*** Opening of INPUT FOR THIS TASK ***

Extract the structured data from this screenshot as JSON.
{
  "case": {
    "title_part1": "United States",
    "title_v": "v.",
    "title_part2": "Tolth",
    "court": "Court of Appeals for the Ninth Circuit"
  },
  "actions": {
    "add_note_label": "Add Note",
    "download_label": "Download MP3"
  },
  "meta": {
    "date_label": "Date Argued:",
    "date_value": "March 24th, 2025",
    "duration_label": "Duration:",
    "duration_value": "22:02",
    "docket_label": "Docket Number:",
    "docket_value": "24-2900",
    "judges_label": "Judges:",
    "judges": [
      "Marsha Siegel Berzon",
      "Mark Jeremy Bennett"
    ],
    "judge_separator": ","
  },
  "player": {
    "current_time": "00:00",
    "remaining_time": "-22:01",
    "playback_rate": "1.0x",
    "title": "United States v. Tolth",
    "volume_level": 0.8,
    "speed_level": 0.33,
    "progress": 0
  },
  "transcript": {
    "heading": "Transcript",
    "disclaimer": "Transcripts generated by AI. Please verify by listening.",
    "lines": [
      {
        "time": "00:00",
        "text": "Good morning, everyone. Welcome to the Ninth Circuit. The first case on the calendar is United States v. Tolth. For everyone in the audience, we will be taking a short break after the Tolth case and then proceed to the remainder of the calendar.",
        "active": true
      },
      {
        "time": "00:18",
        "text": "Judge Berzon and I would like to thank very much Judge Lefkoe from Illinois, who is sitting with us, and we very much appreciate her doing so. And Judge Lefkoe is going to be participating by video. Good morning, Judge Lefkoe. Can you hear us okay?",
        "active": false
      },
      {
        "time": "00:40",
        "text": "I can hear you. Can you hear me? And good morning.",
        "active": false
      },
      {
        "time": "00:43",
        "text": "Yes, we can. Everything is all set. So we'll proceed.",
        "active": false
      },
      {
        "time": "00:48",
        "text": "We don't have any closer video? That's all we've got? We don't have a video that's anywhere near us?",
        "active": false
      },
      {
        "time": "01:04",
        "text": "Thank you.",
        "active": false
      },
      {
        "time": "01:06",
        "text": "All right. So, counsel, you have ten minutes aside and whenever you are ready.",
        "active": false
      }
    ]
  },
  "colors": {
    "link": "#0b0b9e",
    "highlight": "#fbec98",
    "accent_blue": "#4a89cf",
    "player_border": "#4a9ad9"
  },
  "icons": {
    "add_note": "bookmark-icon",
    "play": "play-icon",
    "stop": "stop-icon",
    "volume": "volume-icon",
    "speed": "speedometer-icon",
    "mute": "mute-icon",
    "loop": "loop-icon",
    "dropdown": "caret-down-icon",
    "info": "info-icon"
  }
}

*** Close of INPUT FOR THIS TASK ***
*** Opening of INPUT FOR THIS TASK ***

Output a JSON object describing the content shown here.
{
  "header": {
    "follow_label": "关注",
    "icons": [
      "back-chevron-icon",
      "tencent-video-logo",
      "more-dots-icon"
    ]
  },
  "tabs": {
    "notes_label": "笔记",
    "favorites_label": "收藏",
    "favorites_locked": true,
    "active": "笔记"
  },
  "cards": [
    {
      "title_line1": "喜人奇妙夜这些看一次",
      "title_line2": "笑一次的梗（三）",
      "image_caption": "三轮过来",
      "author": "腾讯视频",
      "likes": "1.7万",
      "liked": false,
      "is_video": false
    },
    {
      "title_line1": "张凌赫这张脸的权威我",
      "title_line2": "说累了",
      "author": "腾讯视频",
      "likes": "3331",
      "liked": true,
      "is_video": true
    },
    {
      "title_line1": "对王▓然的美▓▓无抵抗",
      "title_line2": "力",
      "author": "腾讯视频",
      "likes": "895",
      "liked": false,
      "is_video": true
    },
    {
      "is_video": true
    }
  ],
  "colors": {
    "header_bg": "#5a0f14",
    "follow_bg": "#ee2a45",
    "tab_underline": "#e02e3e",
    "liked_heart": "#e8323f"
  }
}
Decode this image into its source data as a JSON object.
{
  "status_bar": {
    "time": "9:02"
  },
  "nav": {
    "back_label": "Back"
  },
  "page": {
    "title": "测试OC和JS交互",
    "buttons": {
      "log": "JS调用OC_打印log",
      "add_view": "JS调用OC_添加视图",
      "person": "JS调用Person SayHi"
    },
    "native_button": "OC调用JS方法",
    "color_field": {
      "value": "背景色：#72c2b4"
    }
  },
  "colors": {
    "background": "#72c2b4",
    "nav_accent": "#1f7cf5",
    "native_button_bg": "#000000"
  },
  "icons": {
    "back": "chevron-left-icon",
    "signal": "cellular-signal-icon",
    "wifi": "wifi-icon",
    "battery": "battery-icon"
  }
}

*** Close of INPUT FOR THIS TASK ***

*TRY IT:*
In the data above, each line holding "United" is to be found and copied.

*YOUR RESPONSE:*
    "title_part1": "United States",
    "title": "United States v. Tolth",
        "text": "Good morning, everyone. Welcome to the Ninth Circuit. The first case on the calendar is United States v. Tolth. For everyone in the audience, we will be taking a short break after the Tolth case and then proceed to the remainder of the calendar.",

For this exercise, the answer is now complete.